_Task description_
Search the entries below for "title". Report each line where it occurs.

_The records_
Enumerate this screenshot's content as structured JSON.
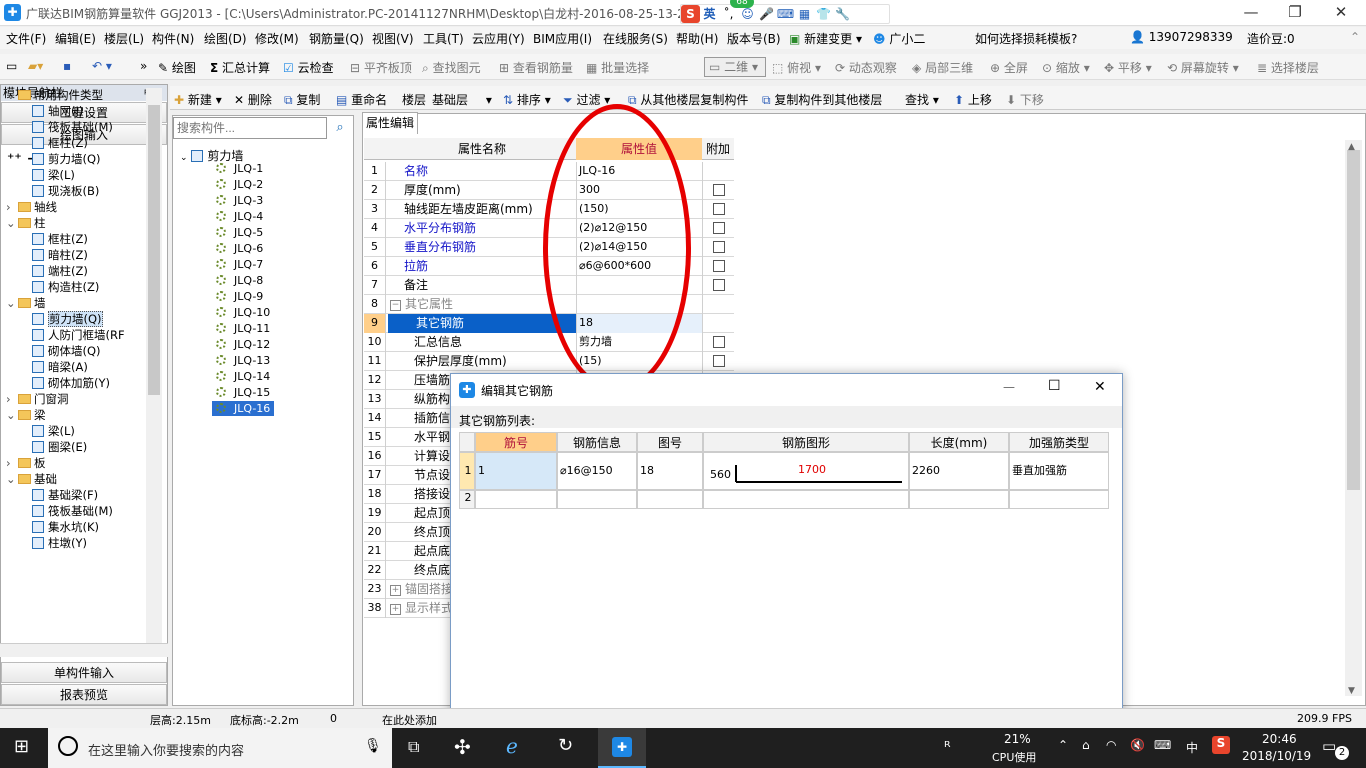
{
  "window": {
    "app_icon": "GLD-icon",
    "title": "广联达BIM钢筋算量软件 GGJ2013 - [C:\\Users\\Administrator.PC-20141127NRHM\\Desktop\\白龙村-2016-08-25-13-27",
    "min": "—",
    "restore": "❐",
    "close": "✕"
  },
  "ime": {
    "logo": "S",
    "lang": "英",
    "badge": "68"
  },
  "menu": {
    "items": [
      "文件(F)",
      "编辑(E)",
      "楼层(L)",
      "构件(N)",
      "绘图(D)",
      "修改(M)",
      "钢筋量(Q)",
      "视图(V)",
      "工具(T)",
      "云应用(Y)",
      "BIM应用(I)",
      "在线服务(S)",
      "帮助(H)",
      "版本号(B)"
    ],
    "new_change": "新建变更",
    "assistant": "广小二",
    "question": "如何选择损耗模板?",
    "phone": "13907298339",
    "price_bean": "造价豆:0"
  },
  "toolbar1": {
    "draw": "绘图",
    "sum": "汇总计算",
    "cloud_check": "云检查",
    "align_slab_top": "平齐板顶",
    "find_elem": "查找图元",
    "view_rebar": "查看钢筋量",
    "batch_select": "批量选择",
    "view_mode": "二维",
    "top_view": "俯视",
    "dynamic_view": "动态观察",
    "local_3d": "局部三维",
    "fullscreen": "全屏",
    "zoom": "缩放",
    "pan": "平移",
    "rotate": "屏幕旋转",
    "select_floor": "选择楼层"
  },
  "toolbar2": {
    "new": "新建",
    "delete": "删除",
    "copy": "复制",
    "rename": "重命名",
    "floor_label": "楼层",
    "floor_value": "基础层",
    "sort": "排序",
    "filter": "过滤",
    "copy_from_floor": "从其他楼层复制构件",
    "copy_to_floor": "复制构件到其他楼层",
    "find": "查找",
    "move_up": "上移",
    "move_down": "下移"
  },
  "nav": {
    "title": "模块导航栏",
    "pin": "ᵖ ×",
    "project_settings": "工程设置",
    "drawing_input": "绘图输入",
    "single_input": "单构件输入",
    "report_preview": "报表预览",
    "tree": [
      {
        "label": "常用构件类型",
        "level": 0,
        "type": "folder",
        "exp": "⌄"
      },
      {
        "label": "轴网(J)",
        "level": 1,
        "type": "item"
      },
      {
        "label": "筏板基础(M)",
        "level": 1,
        "type": "item"
      },
      {
        "label": "框柱(Z)",
        "level": 1,
        "type": "item"
      },
      {
        "label": "剪力墙(Q)",
        "level": 1,
        "type": "item"
      },
      {
        "label": "梁(L)",
        "level": 1,
        "type": "item"
      },
      {
        "label": "现浇板(B)",
        "level": 1,
        "type": "item"
      },
      {
        "label": "轴线",
        "level": 0,
        "type": "folder",
        "exp": "›"
      },
      {
        "label": "柱",
        "level": 0,
        "type": "folder",
        "exp": "⌄"
      },
      {
        "label": "框柱(Z)",
        "level": 1,
        "type": "item"
      },
      {
        "label": "暗柱(Z)",
        "level": 1,
        "type": "item"
      },
      {
        "label": "端柱(Z)",
        "level": 1,
        "type": "item"
      },
      {
        "label": "构造柱(Z)",
        "level": 1,
        "type": "item"
      },
      {
        "label": "墙",
        "level": 0,
        "type": "folder",
        "exp": "⌄"
      },
      {
        "label": "剪力墙(Q)",
        "level": 1,
        "type": "item",
        "selected": true
      },
      {
        "label": "人防门框墙(RF",
        "level": 1,
        "type": "item"
      },
      {
        "label": "砌体墙(Q)",
        "level": 1,
        "type": "item"
      },
      {
        "label": "暗梁(A)",
        "level": 1,
        "type": "item"
      },
      {
        "label": "砌体加筋(Y)",
        "level": 1,
        "type": "item"
      },
      {
        "label": "门窗洞",
        "level": 0,
        "type": "folder",
        "exp": "›"
      },
      {
        "label": "梁",
        "level": 0,
        "type": "folder",
        "exp": "⌄"
      },
      {
        "label": "梁(L)",
        "level": 1,
        "type": "item"
      },
      {
        "label": "圈梁(E)",
        "level": 1,
        "type": "item"
      },
      {
        "label": "板",
        "level": 0,
        "type": "folder",
        "exp": "›"
      },
      {
        "label": "基础",
        "level": 0,
        "type": "folder",
        "exp": "⌄"
      },
      {
        "label": "基础梁(F)",
        "level": 1,
        "type": "item"
      },
      {
        "label": "筏板基础(M)",
        "level": 1,
        "type": "item"
      },
      {
        "label": "集水坑(K)",
        "level": 1,
        "type": "item"
      },
      {
        "label": "柱墩(Y)",
        "level": 1,
        "type": "item"
      }
    ]
  },
  "components": {
    "search_placeholder": "搜索构件...",
    "root": "剪力墙",
    "items": [
      "JLQ-1",
      "JLQ-2",
      "JLQ-3",
      "JLQ-4",
      "JLQ-5",
      "JLQ-6",
      "JLQ-7",
      "JLQ-8",
      "JLQ-9",
      "JLQ-10",
      "JLQ-11",
      "JLQ-12",
      "JLQ-13",
      "JLQ-14",
      "JLQ-15",
      "JLQ-16"
    ],
    "selected": "JLQ-16"
  },
  "props": {
    "tab": "属性编辑",
    "col_name": "属性名称",
    "col_value": "属性值",
    "col_extra": "附加",
    "rows": [
      {
        "n": "1",
        "name": "名称",
        "value": "JLQ-16",
        "blue": true,
        "cb": false
      },
      {
        "n": "2",
        "name": "厚度(mm)",
        "value": "300",
        "cb": true
      },
      {
        "n": "3",
        "name": "轴线距左墙皮距离(mm)",
        "value": "(150)",
        "cb": true
      },
      {
        "n": "4",
        "name": "水平分布钢筋",
        "value": "(2)⌀12@150",
        "blue": true,
        "cb": true
      },
      {
        "n": "5",
        "name": "垂直分布钢筋",
        "value": "(2)⌀14@150",
        "blue": true,
        "cb": true
      },
      {
        "n": "6",
        "name": "拉筋",
        "value": "⌀6@600*600",
        "blue": true,
        "cb": true
      },
      {
        "n": "7",
        "name": "备注",
        "value": "",
        "cb": true
      },
      {
        "n": "8",
        "name": "其它属性",
        "value": "",
        "group": true,
        "expander": "−"
      },
      {
        "n": "9",
        "name": "其它钢筋",
        "value": "18",
        "selected": true,
        "sub": true
      },
      {
        "n": "10",
        "name": "汇总信息",
        "value": "剪力墙",
        "cb": true,
        "sub": true
      },
      {
        "n": "11",
        "name": "保护层厚度(mm)",
        "value": "(15)",
        "cb": true,
        "sub": true
      },
      {
        "n": "12",
        "name": "压墙筋",
        "value": "",
        "sub": true
      },
      {
        "n": "13",
        "name": "纵筋构",
        "value": "",
        "sub": true
      },
      {
        "n": "14",
        "name": "插筋信",
        "value": "",
        "sub": true
      },
      {
        "n": "15",
        "name": "水平钢",
        "value": "",
        "sub": true
      },
      {
        "n": "16",
        "name": "计算设",
        "value": "",
        "sub": true
      },
      {
        "n": "17",
        "name": "节点设",
        "value": "",
        "sub": true
      },
      {
        "n": "18",
        "name": "搭接设",
        "value": "",
        "sub": true
      },
      {
        "n": "19",
        "name": "起点顶",
        "value": "",
        "sub": true
      },
      {
        "n": "20",
        "name": "终点顶",
        "value": "",
        "sub": true
      },
      {
        "n": "21",
        "name": "起点底",
        "value": "",
        "sub": true
      },
      {
        "n": "22",
        "name": "终点底",
        "value": "",
        "sub": true
      },
      {
        "n": "23",
        "name": "锚固搭接",
        "value": "",
        "group": true,
        "expander": "+"
      },
      {
        "n": "38",
        "name": "显示样式",
        "value": "",
        "group": true,
        "expander": "+"
      }
    ]
  },
  "dialog": {
    "title": "编辑其它钢筋",
    "list_label": "其它钢筋列表:",
    "headers": [
      "筋号",
      "钢筋信息",
      "图号",
      "钢筋图形",
      "长度(mm)",
      "加强筋类型"
    ],
    "rows": [
      {
        "n": "1",
        "bar_no": "1",
        "info": "⌀16@150",
        "fig_no": "18",
        "shape_left": "560",
        "shape_dim": "1700",
        "length": "2260",
        "type": "垂直加强筋"
      },
      {
        "n": "2",
        "bar_no": "",
        "info": "",
        "fig_no": "",
        "shape_left": "",
        "shape_dim": "",
        "length": "",
        "type": ""
      }
    ],
    "min": "—",
    "max": "☐",
    "close": "✕"
  },
  "status": {
    "floor_height": "层高:2.15m",
    "base_height": "底标高:-2.2m",
    "zero": "0",
    "hint": "在此处添加",
    "fps": "209.9 FPS"
  },
  "taskbar": {
    "search": "在这里输入你要搜索的内容",
    "cpu_pct": "21%",
    "cpu_label": "CPU使用",
    "ime_lang": "中",
    "time": "20:46",
    "date": "2018/10/19",
    "notif": "2"
  }
}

_Result for this exercise_
    "title": "广联达BIM钢筋算量软件 GGJ2013 - [C:\\Users\\Administrator.PC-20141127NRHM\\Desktop\\白龙村-2016-08-25-13-27",
    "title": "模块导航栏",
    "title": "编辑其它钢筋",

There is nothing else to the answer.